Arthur Bischlager, Vicar.
FIREWOOD
Slab Wood for Sale at $2.00 per
Load. Cash or. Delivery. Phone
95 L.
RoystonSawmill Co.
Ltd.
Stoves & Ranges
Furniture, Crockery, Enamelware
Paints, Oils, Edison & Columbia
Graphopliones
Novelties, Toys, Etc
T. E. BATE
Magnet Cash Store
P. O. Box 279
Phone 31
0»Oi>CK»OI<OHOIIO<«OI)O>)Ot.O(«OS)OIIOtlCXIOl!O!)O>lO!.-----* ****9
Many Hands Handle Your Calls.   I
Capable hands, but human. Sometimes, not often,
something goes wrong. We want to hear of it.
We are satisfied only with a system second to none.
The B.C. Telephone Company's shield is the sign
of superiqr service.
You can help to keep it so if you will. It is your
service, and prompt reports from you concerning
any defect in the apparatus or service are essential,
and are welcomed.
British ColumbiaTelephoneCo.,Ltd  j
OW(soi«o>io<tos-o<»osta)Oiio.io<x*iotio<xxio.-a>!c*iOs.ota

Cite

Citation Scheme:

        

Citations by CSL (citeproc-js)

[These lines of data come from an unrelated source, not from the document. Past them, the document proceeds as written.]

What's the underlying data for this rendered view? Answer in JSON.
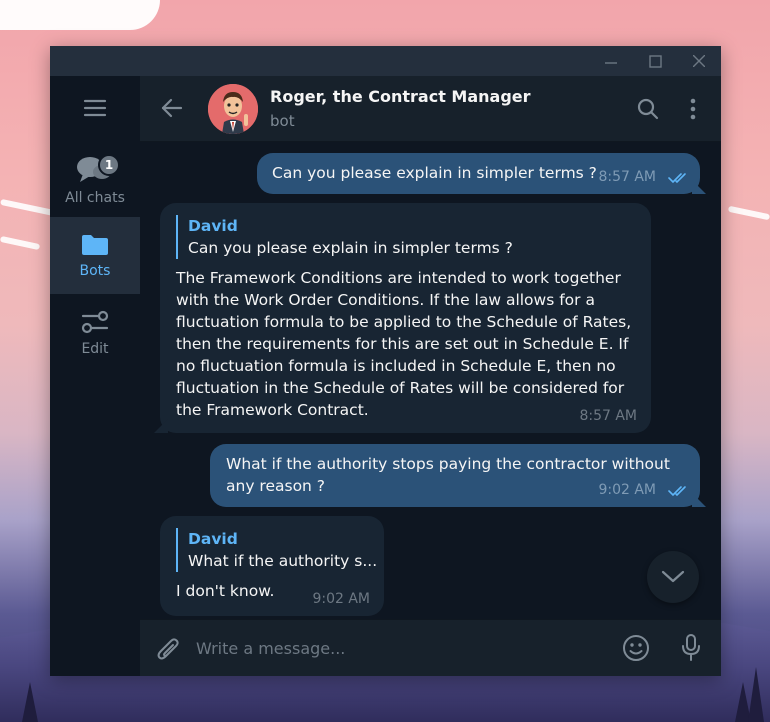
{
  "window": {
    "controls": {
      "minimize": "minimize-icon",
      "maximize": "maximize-icon",
      "close": "close-icon"
    }
  },
  "sidebar": {
    "menu_icon": "hamburger-icon",
    "folders": [
      {
        "label": "All chats",
        "icon": "chats-icon",
        "badge": "1",
        "active": false
      },
      {
        "label": "Bots",
        "icon": "folder-icon",
        "active": true
      },
      {
        "label": "Edit",
        "icon": "sliders-icon",
        "active": false
      }
    ]
  },
  "header": {
    "title": "Roger, the Contract Manager",
    "status": "bot"
  },
  "messages": [
    {
      "direction": "out",
      "text": "Can you please explain in simpler terms ?",
      "time": "8:57 AM",
      "read": true
    },
    {
      "direction": "in",
      "reply_to": {
        "name": "David",
        "text": "Can you please explain in simpler terms ?"
      },
      "lines": [
        "The Framework Conditions are intended to work together",
        "with the Work Order Conditions. If the law allows for a",
        "fluctuation formula to be applied to the Schedule of Rates,",
        "then the requirements for this are set out in Schedule E. If",
        "no fluctuation formula is included in Schedule E, then no",
        "fluctuation in the Schedule of Rates will be considered for",
        "the Framework Contract."
      ],
      "time": "8:57 AM"
    },
    {
      "direction": "out",
      "lines": [
        "What if the authority stops paying the contractor without",
        "any reason ?"
      ],
      "time": "9:02 AM",
      "read": true
    },
    {
      "direction": "in",
      "reply_to": {
        "name": "David",
        "text": "What if the authority s..."
      },
      "text": "I don't know.",
      "time": "9:02 AM"
    }
  ],
  "composer": {
    "placeholder": "Write a message..."
  },
  "colors": {
    "accent": "#5eb5f7",
    "outgoing_bubble": "#2b5278",
    "incoming_bubble": "#182533",
    "background": "#0e1621"
  }
}
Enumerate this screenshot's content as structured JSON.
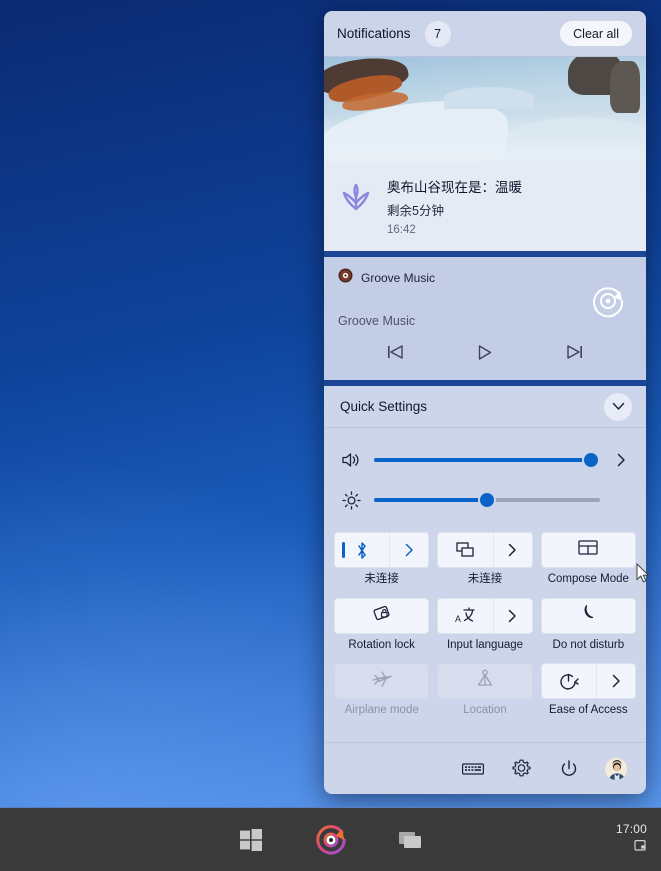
{
  "desktop": {
    "wallpaper_top_color": "#0b2a72",
    "wallpaper_bottom_color": "#5c9aef"
  },
  "taskbar": {
    "background_color": "#3a3a3a",
    "buttons": [
      {
        "name": "start-button",
        "icon": "windows-logo-icon",
        "label": "Start"
      },
      {
        "name": "groove-music-taskbar-button",
        "icon": "groove-music-icon",
        "label": "Groove Music"
      },
      {
        "name": "task-view-button",
        "icon": "task-view-icon",
        "label": "Task view"
      }
    ],
    "tray": {
      "clock": "17:00",
      "notification_icon": "action-center-icon"
    }
  },
  "notifications": {
    "title": "Notifications",
    "count": "7",
    "clear_all_label": "Clear all",
    "items": [
      {
        "app_icon": "crocus-flower-icon",
        "headline": "奥布山谷现在是：温暖",
        "subtext": "剩余5分钟",
        "time": "16:42",
        "has_hero_image": true,
        "hero_image_description": "snowy mountain valley with rust colored rock formations"
      }
    ]
  },
  "groove": {
    "app_name": "Groove Music",
    "app_icon": "groove-music-icon",
    "track_title": "Groove Music",
    "album_art_icon": "groove-music-logo-icon",
    "controls": [
      {
        "name": "previous-track-button",
        "glyph": "previous-icon"
      },
      {
        "name": "play-button",
        "glyph": "play-icon"
      },
      {
        "name": "next-track-button",
        "glyph": "next-icon"
      }
    ]
  },
  "quick_settings": {
    "title": "Quick Settings",
    "collapse_icon": "chevron-down-icon",
    "accent_color": "#0a63c9",
    "sliders": [
      {
        "name": "volume-slider",
        "icon": "speaker-icon",
        "value": 96,
        "has_chevron": true
      },
      {
        "name": "brightness-slider",
        "icon": "brightness-icon",
        "value": 50,
        "has_chevron": false
      }
    ],
    "tiles": [
      {
        "name": "bluetooth-tile",
        "label": "未连接",
        "icon": "bluetooth-icon",
        "active": true,
        "disabled": false,
        "has_chevron": true
      },
      {
        "name": "cast-tile",
        "label": "未连接",
        "icon": "cast-icon",
        "active": false,
        "disabled": false,
        "has_chevron": true
      },
      {
        "name": "compose-mode-tile",
        "label": "Compose Mode",
        "icon": "compose-mode-icon",
        "active": false,
        "disabled": false,
        "has_chevron": false
      },
      {
        "name": "rotation-lock-tile",
        "label": "Rotation lock",
        "icon": "rotation-lock-icon",
        "active": false,
        "disabled": false,
        "has_chevron": false
      },
      {
        "name": "input-language-tile",
        "label": "Input language",
        "icon": "input-language-icon",
        "active": false,
        "disabled": false,
        "has_chevron": true
      },
      {
        "name": "do-not-disturb-tile",
        "label": "Do not disturb",
        "icon": "moon-icon",
        "active": false,
        "disabled": false,
        "has_chevron": false
      },
      {
        "name": "airplane-mode-tile",
        "label": "Airplane mode",
        "icon": "airplane-icon",
        "active": false,
        "disabled": true,
        "has_chevron": false
      },
      {
        "name": "location-tile",
        "label": "Location",
        "icon": "location-icon",
        "active": false,
        "disabled": true,
        "has_chevron": false
      },
      {
        "name": "ease-of-access-tile",
        "label": "Ease of Access",
        "icon": "ease-of-access-icon",
        "active": false,
        "disabled": false,
        "has_chevron": true
      }
    ],
    "footer": [
      {
        "name": "touch-keyboard-button",
        "icon": "keyboard-icon"
      },
      {
        "name": "settings-button",
        "icon": "gear-icon"
      },
      {
        "name": "power-button",
        "icon": "power-icon"
      },
      {
        "name": "user-avatar",
        "icon": "avatar-icon"
      }
    ]
  }
}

Usage Statistics

Share

Embed

Customize your widget with the following options, then copy and paste the code below into the HTML of your page to embed this item in your website.
                        
                            <div id="ubcOpenCollectionsWidgetDisplay">
                            <script id="ubcOpenCollectionsWidget"
                            src="{[{embed.src}]}"
                            data-item="{[{embed.item}]}"
                            data-collection="{[{embed.collection}]}"
                            data-metadata="{[{embed.showMetadata}]}"
                            data-width="{[{embed.width}]}"
                            async >
                            </script>
                            </div>
                        
                    
IIIF logo Our image viewer uses the IIIF 2.0 standard. To load this item in other compatible viewers, use this url:
https://iiif.library.ubc.ca/presentation/cdm.cumberlandis.1-0224764/manifest

Comment

Related Items